|Sonics vs. Seattle trial begins|
|Written by Admin|
|Monday, 16 June 2008 07:53|
That was the message from city of Seattle lawyers as a federal trial began Monday to determine whether the NBA franchise will be forced to stay at KeyArena until its lease expires in 2010.
Sonics owner Clay Bennett has gained the league's approval to move the team to his hometown of Oklahoma City and is hoping to pay the city no more than $10 million in lost rent for the next two seasons.
But in his opening statement Monday, Seattle lawyer Paul Lawrence said the city only agreed to renovate the old Seattle Coliseum - now KeyArena - at a cost of more than $80 million in the mid-1990s because the team agreed to stay until 2010. He told U.S. District Judge Marsha Pechman the city has every right to hold the Sonics to that bargain.
Furthermore, he said, Bennett knew full well that the Sonics had been losing money at KeyArena and assumed that risk when his group bought the team for $350 million in 2006.
``These are all sophisticated businessmen who know what it means to sign and assume a contract,'' Lawrence said. ``They can afford the losses they knew were coming.''
The opening presentation included photos of Sonics banners hanging from the rafters and excerpts from e-mails in which Bennett and other owners discussed their eagerness to move the team soon after buying it.
Forcing the Sonics to honor the lease would give the city two additional years to potentially reach a deal for a new arena, Lawrence said.
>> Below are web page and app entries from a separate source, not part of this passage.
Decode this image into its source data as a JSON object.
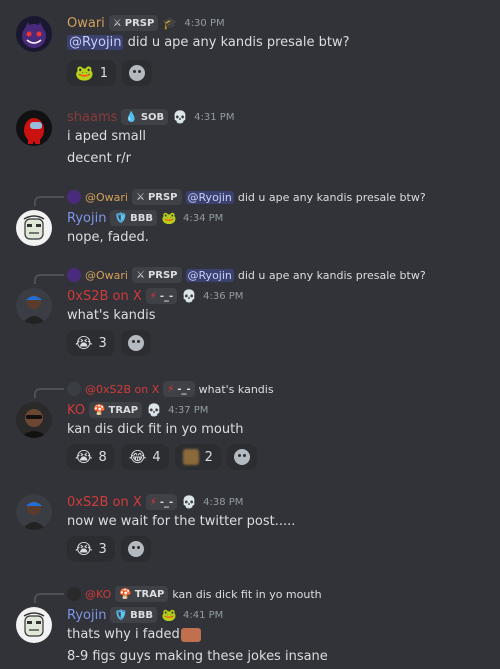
{
  "colors": {
    "background": "#313338",
    "owari": "#d4a05a",
    "shaams": "#8b3a3a",
    "ryojin": "#7f95e8",
    "xs2b": "#d13b3b",
    "ko": "#d13b3b",
    "mention_bg": "#3c4270"
  },
  "messages": [
    {
      "username": "Owari",
      "tag": "PRSP",
      "tag_icon": "sword-icon",
      "badge_icon": "hat-icon",
      "time": "4:30 PM",
      "lines": [
        "did u ape any kandis presale btw?"
      ],
      "mention": "@Ryojin",
      "reactions": [
        {
          "emoji": "pepe-icon",
          "count": "1"
        }
      ]
    },
    {
      "username": "shaams",
      "tag": "SOB",
      "tag_icon": "droplet-icon",
      "badge_icon": "skull-icon",
      "time": "4:31 PM",
      "lines": [
        "i aped small",
        "decent r/r"
      ]
    },
    {
      "reply": {
        "username": "@Owari",
        "tag": "PRSP",
        "mention": "@Ryojin",
        "text": "did u ape any kandis presale btw?"
      },
      "username": "Ryojin",
      "tag": "BBB",
      "tag_icon": "shield-icon",
      "badge_icon": "pepe-icon",
      "time": "4:34 PM",
      "lines": [
        "nope, faded."
      ]
    },
    {
      "reply": {
        "username": "@Owari",
        "tag": "PRSP",
        "mention": "@Ryojin",
        "text": "did u ape any kandis presale btw?"
      },
      "username": "0xS2B on X",
      "tag": "-_-",
      "tag_icon": "lightning-icon",
      "badge_icon": "skull-icon",
      "time": "4:36 PM",
      "lines": [
        "what's kandis"
      ],
      "reactions": [
        {
          "emoji": "crying-face-icon",
          "count": "3"
        }
      ]
    },
    {
      "reply": {
        "username": "@0xS2B on X",
        "tag": "-_-",
        "text": "what's kandis"
      },
      "username": "KO",
      "tag": "TRAP",
      "tag_icon": "mushroom-icon",
      "badge_icon": "skull-icon",
      "time": "4:37 PM",
      "lines": [
        "kan dis dick fit in yo mouth"
      ],
      "reactions": [
        {
          "emoji": "crying-face-icon",
          "count": "8"
        },
        {
          "emoji": "laugh-cry-icon",
          "count": "4"
        },
        {
          "emoji": "blurred-emoji-icon",
          "count": "2"
        }
      ]
    },
    {
      "username": "0xS2B on X",
      "tag": "-_-",
      "tag_icon": "lightning-icon",
      "badge_icon": "skull-icon",
      "time": "4:38 PM",
      "lines": [
        "now we wait for the twitter post....."
      ],
      "reactions": [
        {
          "emoji": "crying-face-icon",
          "count": "3"
        }
      ]
    },
    {
      "reply": {
        "username": "@KO",
        "tag": "TRAP",
        "text": "kan dis dick fit in yo mouth"
      },
      "username": "Ryojin",
      "tag": "BBB",
      "tag_icon": "shield-icon",
      "badge_icon": "pepe-icon",
      "time": "4:41 PM",
      "lines": [
        "thats why i faded",
        "8-9 figs guys making these jokes insane"
      ]
    }
  ]
}
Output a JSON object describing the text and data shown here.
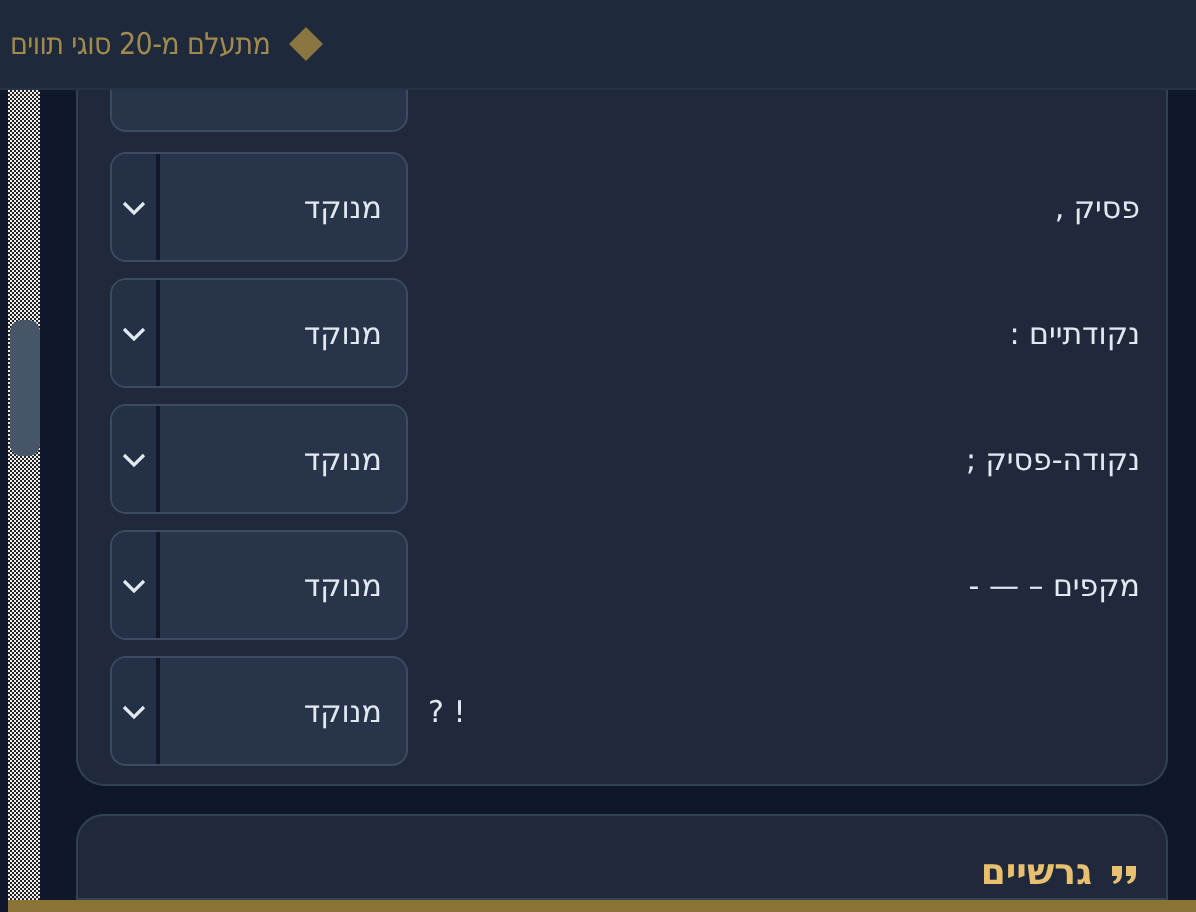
{
  "header": {
    "title": "מתעלם מ-20 סוגי תווים"
  },
  "rows": [
    {
      "label": "פסיק ,",
      "value": "מנוקד",
      "kind": "named"
    },
    {
      "label": "נקודתיים :",
      "value": "מנוקד",
      "kind": "named"
    },
    {
      "label": "נקודה-פסיק ;",
      "value": "מנוקד",
      "kind": "named"
    },
    {
      "label": "מקפים – — -",
      "value": "מנוקד",
      "kind": "named"
    },
    {
      "label": "! ?",
      "value": "מנוקד",
      "kind": "symbols"
    }
  ],
  "next_section": {
    "title": "גרשיים"
  }
}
He noted the NBA's approval to move the team is only good for one year.
``A lot can happen in two years,'' he said.
Sonics attorney Brad Keller began his opening statement by saying there were two key tenets to the Sonics lease: One, that they would play their home games at KeyArena for 15 years; and two, that the city would provide an ``economically feasible'' venue. Nowadays, KeyArena is ``terrible,'' economically and physically, compared to other arenas in the league, he said.
The 1994 deal that was supposed to be a win-win for the city and the team has become a lose-lose, he said. Forcing the team to stay would be like forcing an estranged husband and wife to share the same roof, he said.
``Like many relationships do, this relationship broke down,'' Keller said.